There are these two young fish swimming along and they happen to meet an older fish swimming the other way, who nods at them and says “Morning, boys. How’s the water?” And the two young fish swim on for a bit, and then eventually one of them looks over at the other and goes “What the hell is water?” - David Foster Wallace
In a recent twitter chat, the question was asked “Why do organisations decide to change their culture?” At first I thought that was obvious, but on deeper reflection I realised the answer wasn’t always clear cut.
Culture, which is a pattern of predictable behaviours in a group of people, can be like water to fish. The patterns are so predictable we often can’t see them. Inside a culture, all the pressures are to conform.
Leaders who see the need for change in culture in an organisation do so because they are connected to and embrace external perspectives. Through their exposure to the world around the organisation, they can see:

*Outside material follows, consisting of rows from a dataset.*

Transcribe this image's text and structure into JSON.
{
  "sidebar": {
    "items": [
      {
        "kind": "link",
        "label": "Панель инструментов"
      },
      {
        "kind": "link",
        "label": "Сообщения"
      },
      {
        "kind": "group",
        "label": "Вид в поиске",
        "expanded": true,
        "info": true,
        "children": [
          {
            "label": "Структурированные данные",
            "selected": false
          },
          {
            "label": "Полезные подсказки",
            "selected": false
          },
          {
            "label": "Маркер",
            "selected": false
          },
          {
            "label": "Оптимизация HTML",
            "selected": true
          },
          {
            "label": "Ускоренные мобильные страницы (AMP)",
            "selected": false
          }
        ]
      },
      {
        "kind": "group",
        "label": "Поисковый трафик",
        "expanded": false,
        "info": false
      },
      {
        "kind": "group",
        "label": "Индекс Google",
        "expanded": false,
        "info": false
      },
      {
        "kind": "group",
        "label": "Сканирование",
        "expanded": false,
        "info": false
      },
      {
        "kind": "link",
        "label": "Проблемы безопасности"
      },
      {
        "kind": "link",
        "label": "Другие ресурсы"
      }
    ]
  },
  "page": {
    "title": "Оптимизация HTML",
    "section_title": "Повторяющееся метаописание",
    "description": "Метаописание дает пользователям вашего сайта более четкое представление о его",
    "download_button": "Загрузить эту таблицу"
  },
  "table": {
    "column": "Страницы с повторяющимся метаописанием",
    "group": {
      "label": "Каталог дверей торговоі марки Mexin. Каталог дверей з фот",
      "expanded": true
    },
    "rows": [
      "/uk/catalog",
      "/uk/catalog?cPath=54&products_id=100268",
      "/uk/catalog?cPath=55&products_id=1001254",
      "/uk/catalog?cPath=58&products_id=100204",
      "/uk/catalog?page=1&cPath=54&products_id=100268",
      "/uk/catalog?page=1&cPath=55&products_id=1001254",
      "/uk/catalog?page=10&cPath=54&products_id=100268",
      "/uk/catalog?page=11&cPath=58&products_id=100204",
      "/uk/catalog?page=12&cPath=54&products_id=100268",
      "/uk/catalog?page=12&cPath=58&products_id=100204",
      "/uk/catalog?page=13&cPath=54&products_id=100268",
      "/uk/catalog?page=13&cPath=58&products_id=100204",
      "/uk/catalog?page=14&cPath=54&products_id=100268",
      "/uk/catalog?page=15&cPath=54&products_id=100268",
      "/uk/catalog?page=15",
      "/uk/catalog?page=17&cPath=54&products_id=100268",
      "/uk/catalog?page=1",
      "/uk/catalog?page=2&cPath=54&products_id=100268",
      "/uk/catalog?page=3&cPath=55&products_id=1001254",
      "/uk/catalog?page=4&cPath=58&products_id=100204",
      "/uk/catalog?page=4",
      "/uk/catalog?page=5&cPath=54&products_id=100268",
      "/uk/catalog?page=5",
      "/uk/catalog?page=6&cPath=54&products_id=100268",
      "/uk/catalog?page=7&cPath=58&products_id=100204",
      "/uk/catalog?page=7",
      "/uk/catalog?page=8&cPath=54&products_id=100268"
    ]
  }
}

externally pressures for a change such as the feedback of competitors, analysts, customers, community, regulators, etc
the organisation has to respond to new norms that are being adopted in society, the industry or other organisations

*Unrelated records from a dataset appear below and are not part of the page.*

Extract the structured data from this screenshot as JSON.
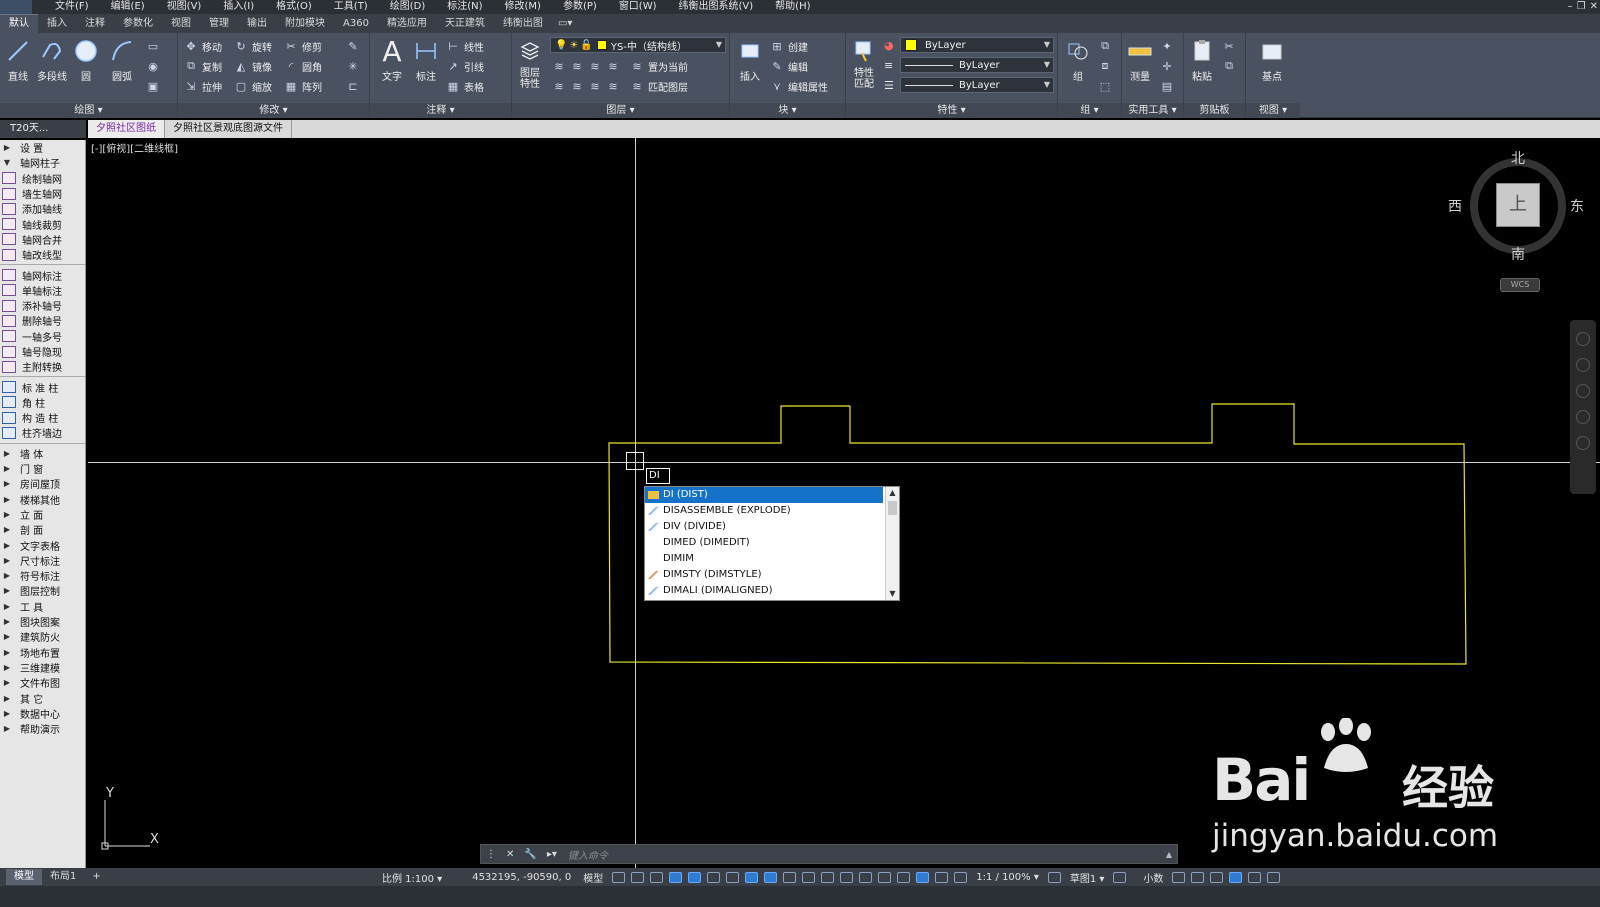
{
  "menubar": {
    "items": [
      "文件(F)",
      "编辑(E)",
      "视图(V)",
      "插入(I)",
      "格式(O)",
      "工具(T)",
      "绘图(D)",
      "标注(N)",
      "修改(M)",
      "参数(P)",
      "窗口(W)",
      "纬衡出图系统(V)",
      "帮助(H)"
    ]
  },
  "tabs": {
    "items": [
      "默认",
      "插入",
      "注释",
      "参数化",
      "视图",
      "管理",
      "输出",
      "附加模块",
      "A360",
      "精选应用",
      "天正建筑",
      "纬衡出图"
    ],
    "active": "默认"
  },
  "ribbon": {
    "draw": {
      "title": "绘图 ▾",
      "line": "直线",
      "polyline": "多段线",
      "circle": "圆",
      "arc": "圆弧"
    },
    "modify": {
      "title": "修改 ▾",
      "move": "移动",
      "rotate": "旋转",
      "trim": "修剪",
      "copy": "复制",
      "mirror": "镜像",
      "fillet": "圆角",
      "stretch": "拉伸",
      "scale": "缩放",
      "array": "阵列"
    },
    "annotate": {
      "title": "注释 ▾",
      "text": "文字",
      "dimension": "标注",
      "linear": "线性",
      "leader": "引线",
      "table": "表格"
    },
    "layers": {
      "title": "图层 ▾",
      "props": "图层\n特性",
      "layer_name": "YS-中（结构线）",
      "set_current": "置为当前",
      "match_layer": "匹配图层"
    },
    "block": {
      "title": "块 ▾",
      "insert": "插入",
      "create": "创建",
      "edit": "编辑",
      "edit_attr": "编辑属性"
    },
    "properties": {
      "title": "特性 ▾",
      "match": "特性\n匹配",
      "color": "ByLayer",
      "linetype": "ByLayer",
      "lineweight": "ByLayer"
    },
    "groups": {
      "title": "组 ▾",
      "group": "组"
    },
    "utilities": {
      "title": "实用工具 ▾",
      "measure": "测量"
    },
    "clipboard": {
      "title": "剪贴板",
      "paste": "粘贴"
    },
    "view": {
      "title": "视图 ▾",
      "base": "基点"
    }
  },
  "t20": {
    "header": "T20天...",
    "items": [
      {
        "label": "设    置",
        "type": "cat"
      },
      {
        "label": "轴网柱子",
        "type": "cat-open"
      },
      {
        "label": "绘制轴网",
        "type": "tool"
      },
      {
        "label": "墙生轴网",
        "type": "tool"
      },
      {
        "label": "添加轴线",
        "type": "tool"
      },
      {
        "label": "轴线裁剪",
        "type": "tool"
      },
      {
        "label": "轴网合并",
        "type": "tool"
      },
      {
        "label": "轴改线型",
        "type": "tool"
      },
      {
        "label": "sep",
        "type": "sep"
      },
      {
        "label": "轴网标注",
        "type": "tool"
      },
      {
        "label": "单轴标注",
        "type": "tool"
      },
      {
        "label": "添补轴号",
        "type": "tool"
      },
      {
        "label": "删除轴号",
        "type": "tool"
      },
      {
        "label": "一轴多号",
        "type": "tool"
      },
      {
        "label": "轴号隐现",
        "type": "tool"
      },
      {
        "label": "主附转换",
        "type": "tool"
      },
      {
        "label": "sep",
        "type": "sep"
      },
      {
        "label": "标 准 柱",
        "type": "tool"
      },
      {
        "label": "角    柱",
        "type": "tool"
      },
      {
        "label": "构 造 柱",
        "type": "tool"
      },
      {
        "label": "柱齐墙边",
        "type": "tool"
      },
      {
        "label": "sep",
        "type": "sep"
      },
      {
        "label": "墙    体",
        "type": "cat"
      },
      {
        "label": "门    窗",
        "type": "cat"
      },
      {
        "label": "房间屋顶",
        "type": "cat"
      },
      {
        "label": "楼梯其他",
        "type": "cat"
      },
      {
        "label": "立    面",
        "type": "cat"
      },
      {
        "label": "剖    面",
        "type": "cat"
      },
      {
        "label": "文字表格",
        "type": "cat"
      },
      {
        "label": "尺寸标注",
        "type": "cat"
      },
      {
        "label": "符号标注",
        "type": "cat"
      },
      {
        "label": "图层控制",
        "type": "cat"
      },
      {
        "label": "工    具",
        "type": "cat"
      },
      {
        "label": "图块图案",
        "type": "cat"
      },
      {
        "label": "建筑防火",
        "type": "cat"
      },
      {
        "label": "场地布置",
        "type": "cat"
      },
      {
        "label": "三维建模",
        "type": "cat"
      },
      {
        "label": "文件布图",
        "type": "cat"
      },
      {
        "label": "其    它",
        "type": "cat"
      },
      {
        "label": "数据中心",
        "type": "cat"
      },
      {
        "label": "帮助演示",
        "type": "cat"
      }
    ]
  },
  "doc_tabs": {
    "items": [
      "夕照社区图纸",
      "夕照社区景观底图源文件"
    ],
    "active": "夕照社区图纸"
  },
  "viewport": {
    "label": "[-][俯视][二维线框]",
    "command_text": "DI",
    "autocomplete": [
      {
        "label": "DI (DIST)",
        "icon": "measure-icon",
        "selected": true
      },
      {
        "label": "DISASSEMBLE (EXPLODE)",
        "icon": "explode-icon",
        "selected": false
      },
      {
        "label": "DIV (DIVIDE)",
        "icon": "divide-icon",
        "selected": false
      },
      {
        "label": "DIMED (DIMEDIT)",
        "icon": "",
        "selected": false
      },
      {
        "label": "DIMIM",
        "icon": "",
        "selected": false
      },
      {
        "label": "DIMSTY (DIMSTYLE)",
        "icon": "dimstyle-icon",
        "selected": false
      },
      {
        "label": "DIMALI (DIMALIGNED)",
        "icon": "dimaligned-icon",
        "selected": false
      }
    ],
    "viewcube": {
      "north": "北",
      "south": "南",
      "east": "东",
      "west": "西",
      "face": "上",
      "wcs": "WCS"
    },
    "ucs": {
      "x": "X",
      "y": "Y"
    },
    "cmdline_placeholder": "键入命令",
    "drawing_color": "#e6e62e"
  },
  "layout_tabs": {
    "items": [
      "模型",
      "布局1",
      "+"
    ],
    "active": "模型"
  },
  "statusbar": {
    "scale": "比例 1:100 ▾",
    "coords": "4532195, -90590, 0",
    "model": "模型",
    "annotation_scale": "1:1 / 100% ▾",
    "workspace": "草图1 ▾",
    "units": "小数"
  },
  "watermark": {
    "brand": "Bai",
    "brand_cn": "经验",
    "url": "jingyan.baidu.com"
  }
}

better practices are in use by other managers externally and could be leveraged
the attractive aspects of other cultures to the talented people leaving to other organisations or to the disgruntled people in your own organisation; or

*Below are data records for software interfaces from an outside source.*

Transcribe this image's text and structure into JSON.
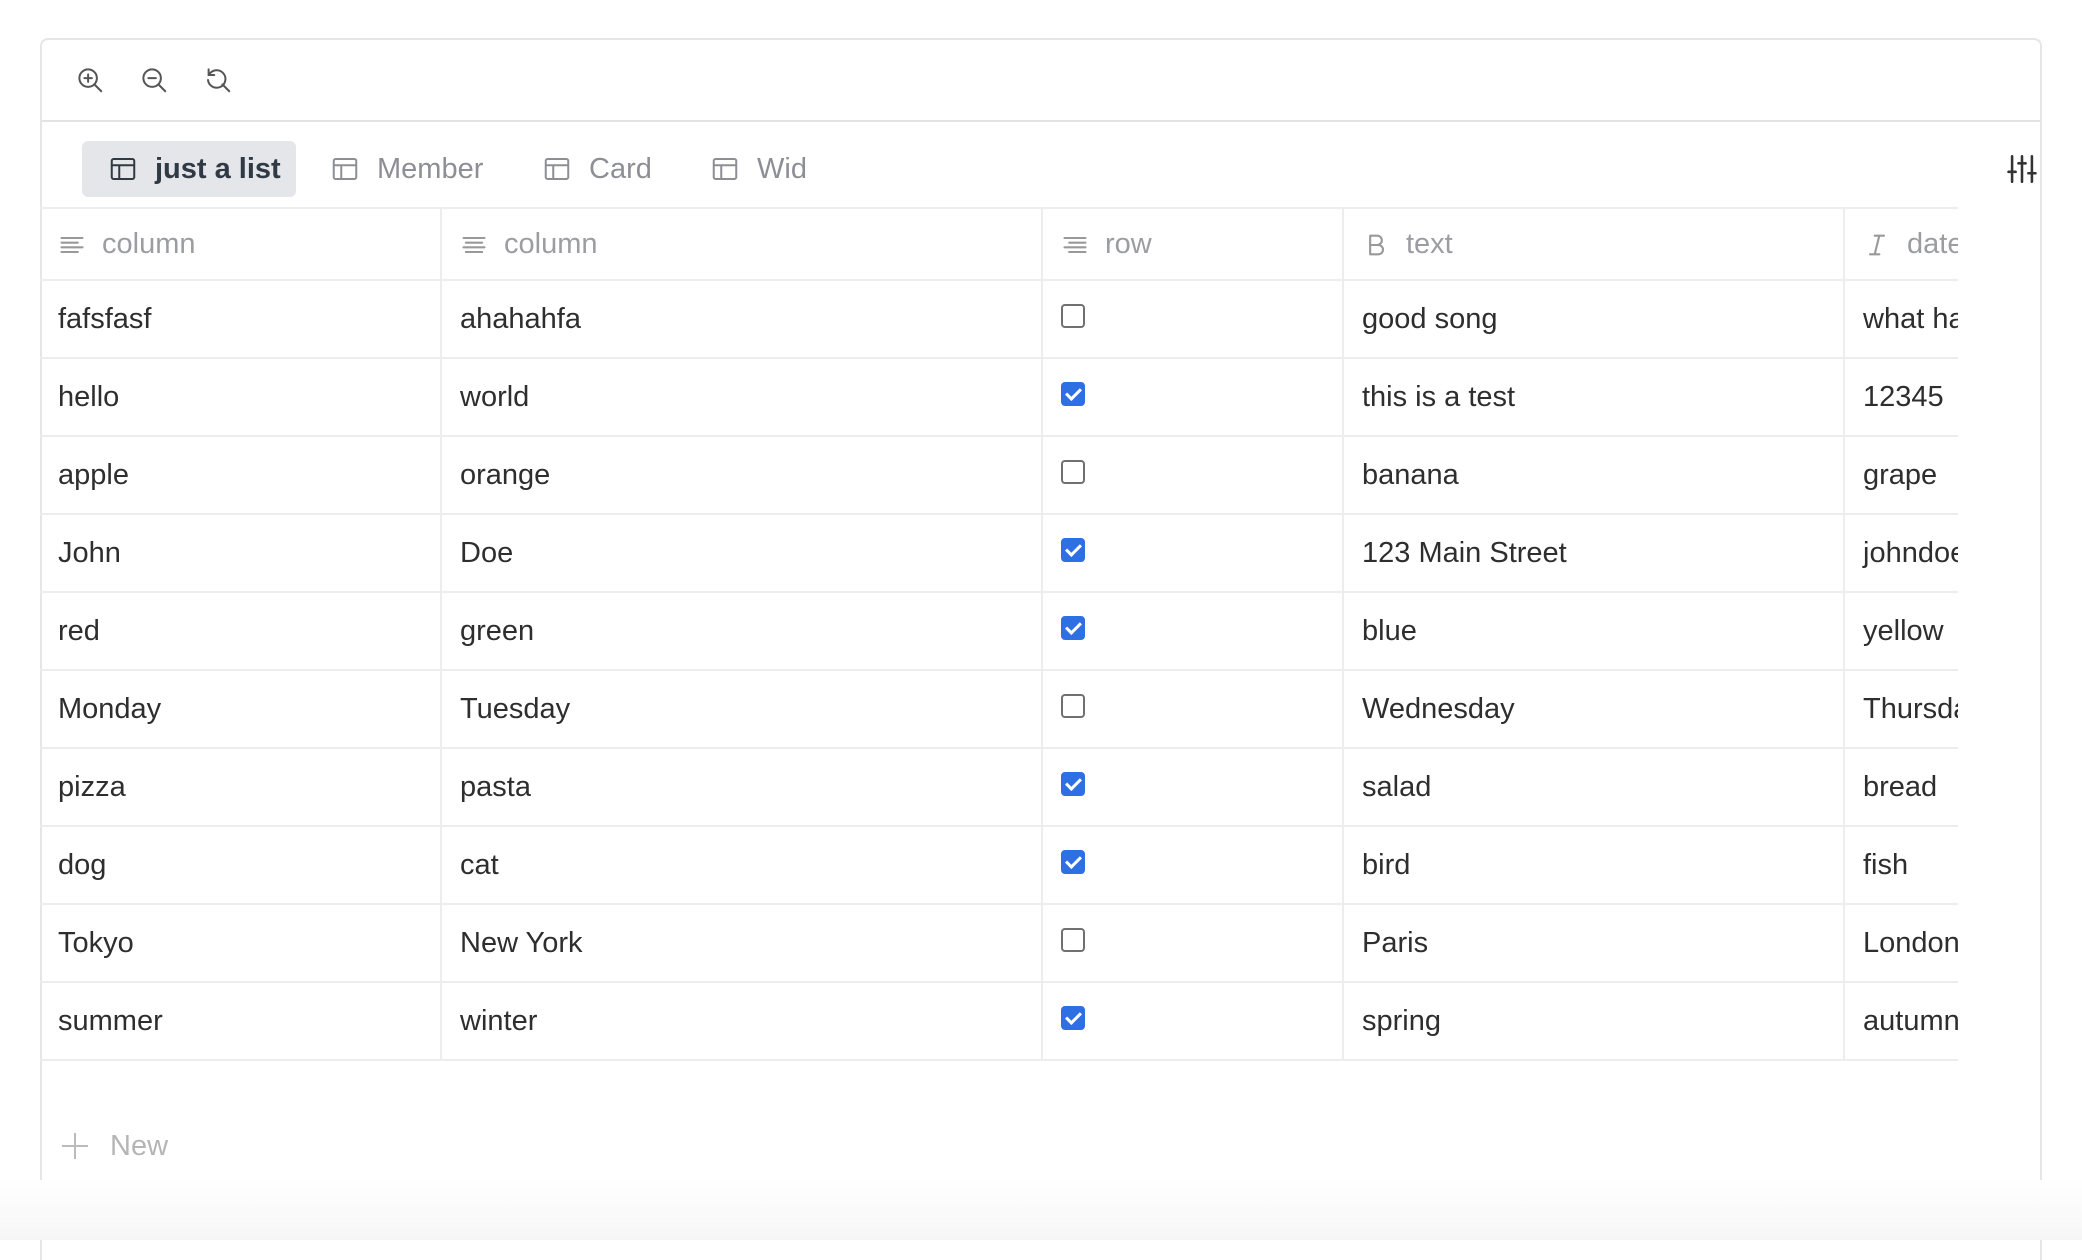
{
  "toolbar": {
    "zoom_in_icon": "zoom-in-icon",
    "zoom_out_icon": "zoom-out-icon",
    "reset_icon": "reset-icon"
  },
  "views": {
    "tabs": [
      {
        "label": "just a list",
        "active": true,
        "icon": "table-icon"
      },
      {
        "label": "Member",
        "active": false,
        "icon": "table-icon"
      },
      {
        "label": "Card",
        "active": false,
        "icon": "table-icon"
      },
      {
        "label": "Wid",
        "active": false,
        "icon": "table-icon"
      }
    ],
    "settings_icon": "sliders-icon"
  },
  "table": {
    "columns": [
      {
        "label": "column",
        "icon": "text-align-left-icon"
      },
      {
        "label": "column",
        "icon": "text-align-center-icon"
      },
      {
        "label": "row",
        "icon": "text-align-right-icon"
      },
      {
        "label": "text",
        "icon": "bold-icon"
      },
      {
        "label": "date",
        "icon": "italic-icon"
      }
    ],
    "rows": [
      {
        "c1": "fafsfasf",
        "c2": "ahahahfa",
        "checked": false,
        "c4": "good song",
        "c5": "what happened"
      },
      {
        "c1": "hello",
        "c2": "world",
        "checked": true,
        "c4": "this is a test",
        "c5": "12345"
      },
      {
        "c1": "apple",
        "c2": "orange",
        "checked": false,
        "c4": "banana",
        "c5": "grape"
      },
      {
        "c1": "John",
        "c2": "Doe",
        "checked": true,
        "c4": "123 Main Street",
        "c5": "johndoe"
      },
      {
        "c1": "red",
        "c2": "green",
        "checked": true,
        "c4": "blue",
        "c5": "yellow"
      },
      {
        "c1": "Monday",
        "c2": "Tuesday",
        "checked": false,
        "c4": "Wednesday",
        "c5": "Thursday"
      },
      {
        "c1": "pizza",
        "c2": "pasta",
        "checked": true,
        "c4": "salad",
        "c5": "bread"
      },
      {
        "c1": "dog",
        "c2": "cat",
        "checked": true,
        "c4": "bird",
        "c5": "fish"
      },
      {
        "c1": "Tokyo",
        "c2": "New York",
        "checked": false,
        "c4": "Paris",
        "c5": "London"
      },
      {
        "c1": "summer",
        "c2": "winter",
        "checked": true,
        "c4": "spring",
        "c5": "autumn"
      }
    ]
  },
  "new_row": {
    "label": "New"
  },
  "colors": {
    "accent": "#2f6fe4",
    "active_tab_bg": "#e4e6ea",
    "border": "#ededed"
  }
}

the different mindsets an externally appointed CEO or group of managers might bring.